THE minute I walk through the doors of his home on Fitzwilliam Street, it is like entering the Willie Wonka emporium of the art world. The house is teaming with paintings, sculptures and works in progress. He is interested in three-dimensional paintings, so rather than work on shading he creates paintings which protrude and lets the natural light create the shadows. One of these works consists of white pointed cones with spikes pointing in different directions. Beside the window there is a pile of hardened canvases, which are crumpled and piled one on top of each other -- glued together -- until they almost touch the ceiling. He touches it and it leans like the tower of Pisa. The Royal Hibernian Academy gave its sculptural prize to one of these works last year.
"I do a lot of pillars," he says. "I call them empires. You build them up and eventually like any empire, they fall over."
The son of a creamery manager and the youngest of seven, O'Reilly felt drawn to art from a young age; but this was more of a burden than something to boast about.
"When I was growing up, it was something that you'd try to hide because I didn't want the desire. It'd have been much easier to do something else, like carpentry."
"The Department of Education used to give out blue leaflets for careers and there was one with 'artist' on it. I was in primary school at the time and I remember taking that leaflet and putting it in my pocket. Imagine somebody being an artist." He whispers this, as if he is still pinching himself that he has got there. "It was like saying you could be an astronaut. I probably had a better chance of being the Pope, it was so beyond comprehension. I had that artist leaflet for a long number of years."
He may not have been brought up going to art galleries but there were local art competitions and neighbours would show him art catalogues. The hunger was there, and then, in 1975, he went to the Belfast College of Art.
"My father wasn't keen on the idea and looking back, he would have come from an Ireland that was very poor. My parents were very 'anti' it, but my way was to go without any approval. I don't blame my father and I think it's a parent's way of subconsciously saying, 'Unless he jumps over me, he'll never make it.' You need that determination because it's a hard life. You need to be very focused to make a go of it."
As we wander around his house, I am bursting with logical questions about his work, but O'Reilly tells me that there are no answers. Either I connect with something or I don't. But I am so keen to understand his art that at one stage I mistake a doorstopper on the ground for one of his pieces. He laughs at my innocence.
"Any artist aspires to something that is like music, whether it's a narrative piece, like some of those sculptures, or an abstract piece. It should speak like a great piece of music and nobody tells you what it is about. All I know, from my little experience, is that when I am clear in my head doing something, people relate to it on a subconscious level."
He remembers coming home from art college after a year. The Troubles were at their height in the North and his family was worried he'd get killed.
Luckily, their fears proved groundless and O'Reilly was able to carry on with his art.

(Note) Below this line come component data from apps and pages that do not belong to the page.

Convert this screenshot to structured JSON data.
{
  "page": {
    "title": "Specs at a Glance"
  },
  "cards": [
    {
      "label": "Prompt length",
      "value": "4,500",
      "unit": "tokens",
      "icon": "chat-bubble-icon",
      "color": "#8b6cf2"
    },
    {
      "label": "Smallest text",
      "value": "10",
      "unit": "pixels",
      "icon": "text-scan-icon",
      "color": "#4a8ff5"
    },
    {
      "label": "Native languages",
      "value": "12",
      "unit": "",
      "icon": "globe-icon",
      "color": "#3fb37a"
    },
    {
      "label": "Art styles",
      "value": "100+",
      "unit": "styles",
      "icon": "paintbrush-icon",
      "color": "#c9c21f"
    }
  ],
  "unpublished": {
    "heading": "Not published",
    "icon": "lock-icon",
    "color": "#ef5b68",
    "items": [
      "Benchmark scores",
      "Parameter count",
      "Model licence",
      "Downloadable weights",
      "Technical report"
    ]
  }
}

"My whole life is devoted to it. I love doing the work and it's the least I can do, if society is good enough to allow me to do it full time. Mozart was constantly going back over his work if it didn't flow. Michelangelo was always honing his work. It doesn't flow out of anybody. It's the desire to do it, the compulsion to do it every day, to continue on doing it, even against the disappointment of making mistakes, to keep on tomorrow and the next day. That's an illness. I suppose it's why I feel a certain compassion for drug addicts because they are after that hit. It's the same with me and the work. All you can do is get the next fix."

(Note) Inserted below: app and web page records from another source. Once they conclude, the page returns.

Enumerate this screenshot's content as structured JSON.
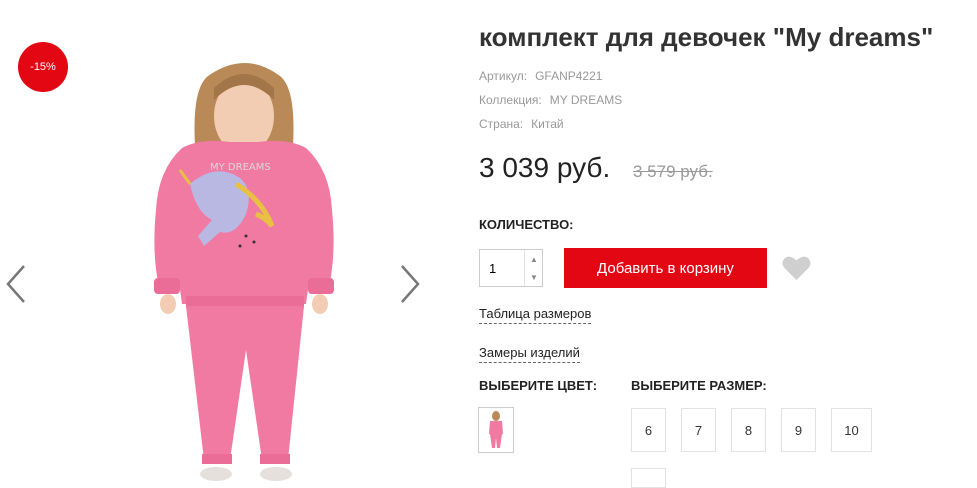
{
  "product": {
    "title": "комплект для девочек \"My dreams\"",
    "discount_badge": "-15%",
    "article_label": "Артикул:",
    "article_value": "GFANP4221",
    "collection_label": "Коллекция:",
    "collection_value": "MY DREAMS",
    "country_label": "Страна:",
    "country_value": "Китай",
    "price": "3 039 руб.",
    "old_price": "3 579 руб."
  },
  "quantity": {
    "label": "КОЛИЧЕСТВО:",
    "value": "1"
  },
  "actions": {
    "add_to_cart": "Добавить в корзину",
    "size_table_link": "Таблица размеров",
    "measurements_link": "Замеры изделий"
  },
  "color": {
    "label": "ВЫБЕРИТЕ ЦВЕТ:"
  },
  "size": {
    "label": "ВЫБЕРИТЕ РАЗМЕР:",
    "options": [
      "6",
      "7",
      "8",
      "9",
      "10"
    ]
  },
  "icons": {
    "prev": "chevron-left-icon",
    "next": "chevron-right-icon",
    "favorite": "heart-icon"
  },
  "colors": {
    "accent": "#e30613",
    "product_pink": "#f17aa3"
  }
}
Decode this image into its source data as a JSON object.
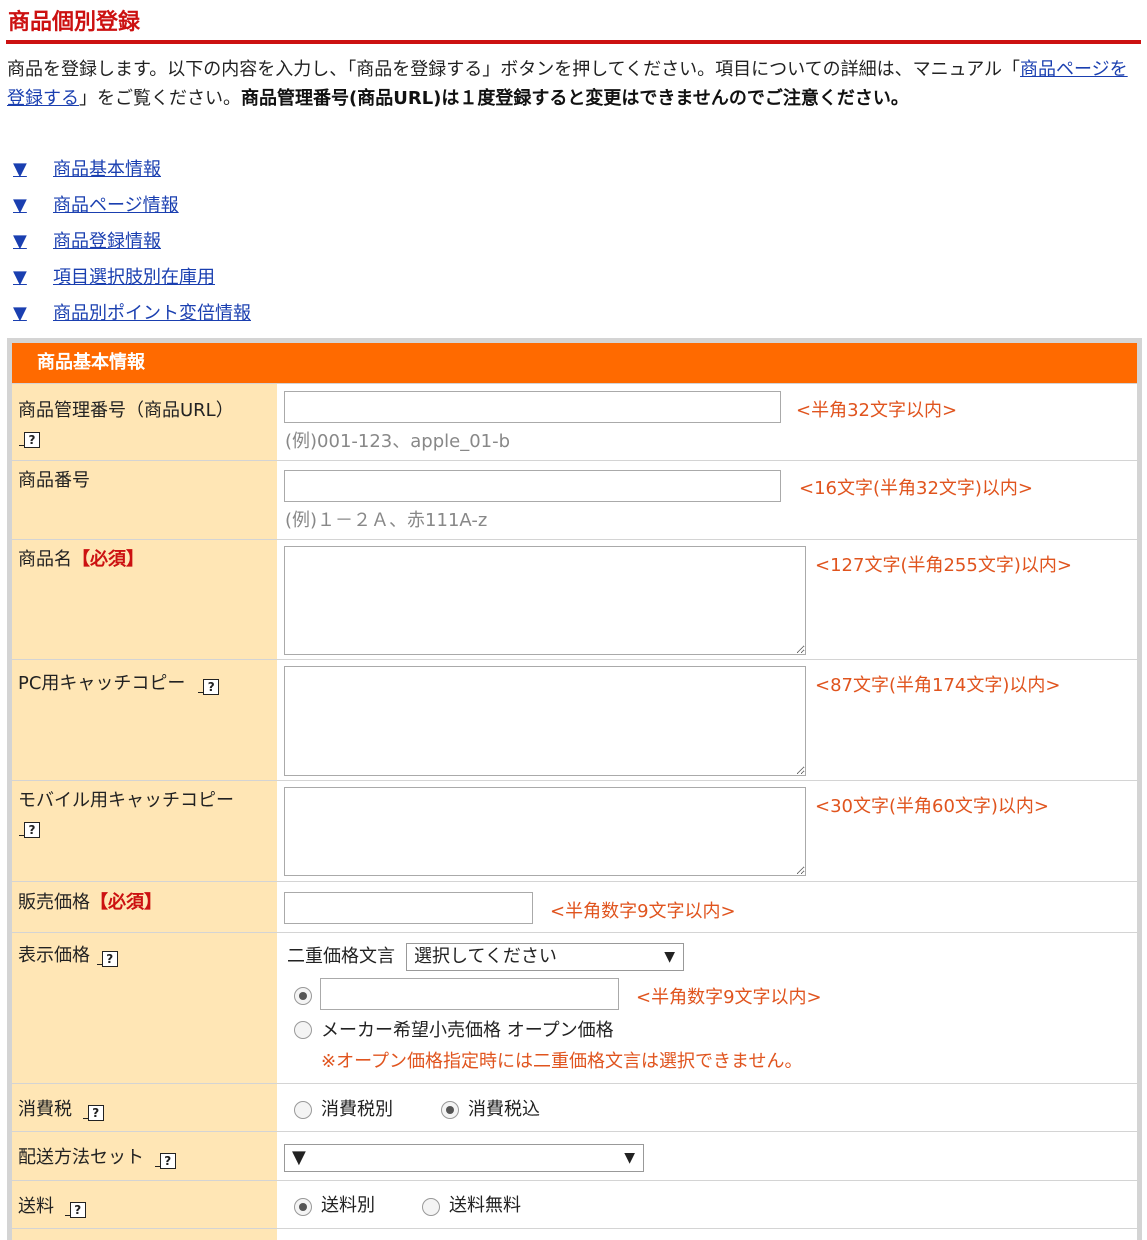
{
  "page": {
    "title": "商品個別登録",
    "intro_1": "商品を登録します。以下の内容を入力し、「商品を登録する」ボタンを押してください。項目についての詳細は、マニュアル「",
    "intro_link": "商品ページを登録する",
    "intro_2": "」をご覧ください。",
    "intro_bold": "商品管理番号(商品URL)は１度登録すると変更はできませんのでご注意ください。"
  },
  "toc": [
    {
      "marker": "▼",
      "label": "商品基本情報"
    },
    {
      "marker": "▼",
      "label": "商品ページ情報"
    },
    {
      "marker": "▼",
      "label": "商品登録情報"
    },
    {
      "marker": "▼",
      "label": "項目選択肢別在庫用"
    },
    {
      "marker": "▼",
      "label": "商品別ポイント変倍情報"
    }
  ],
  "section": {
    "title": "商品基本情報"
  },
  "help_glyph": "?",
  "required_mark": "【必須】",
  "fields": {
    "manage_no": {
      "label": "商品管理番号（商品URL）",
      "limit": "<半角32文字以内>",
      "example": "(例)001-123、apple_01-b",
      "value": ""
    },
    "item_no": {
      "label": "商品番号",
      "limit": "<16文字(半角32文字)以内>",
      "example": "(例)１－２Ａ、赤111A-z",
      "value": ""
    },
    "item_name": {
      "label": "商品名",
      "limit": "<127文字(半角255文字)以内>",
      "value": ""
    },
    "pc_catch": {
      "label": "PC用キャッチコピー",
      "limit": "<87文字(半角174文字)以内>",
      "value": ""
    },
    "mobile_catch": {
      "label": "モバイル用キャッチコピー",
      "limit": "<30文字(半角60文字)以内>",
      "value": ""
    },
    "price": {
      "label": "販売価格",
      "limit": "<半角数字9文字以内>",
      "value": ""
    },
    "display_price": {
      "label": "表示価格",
      "double_price_label": "二重価格文言",
      "select_value": "選択してください",
      "limit": "<半角数字9文字以内>",
      "value": "",
      "option_open": "メーカー希望小売価格 オープン価格",
      "note": "※オープン価格指定時には二重価格文言は選択できません。"
    },
    "tax": {
      "label": "消費税",
      "option_excl": "消費税別",
      "option_incl": "消費税込"
    },
    "delivery_set": {
      "label": "配送方法セット",
      "select_value": "▼"
    },
    "shipping": {
      "label": "送料",
      "option_separate": "送料別",
      "option_free": "送料無料"
    }
  },
  "icons": {
    "select_arrow": "▼"
  }
}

The Solomon Gallery's 'Secret Garden' Exhibition at The Iveagh Gardens runs until May 27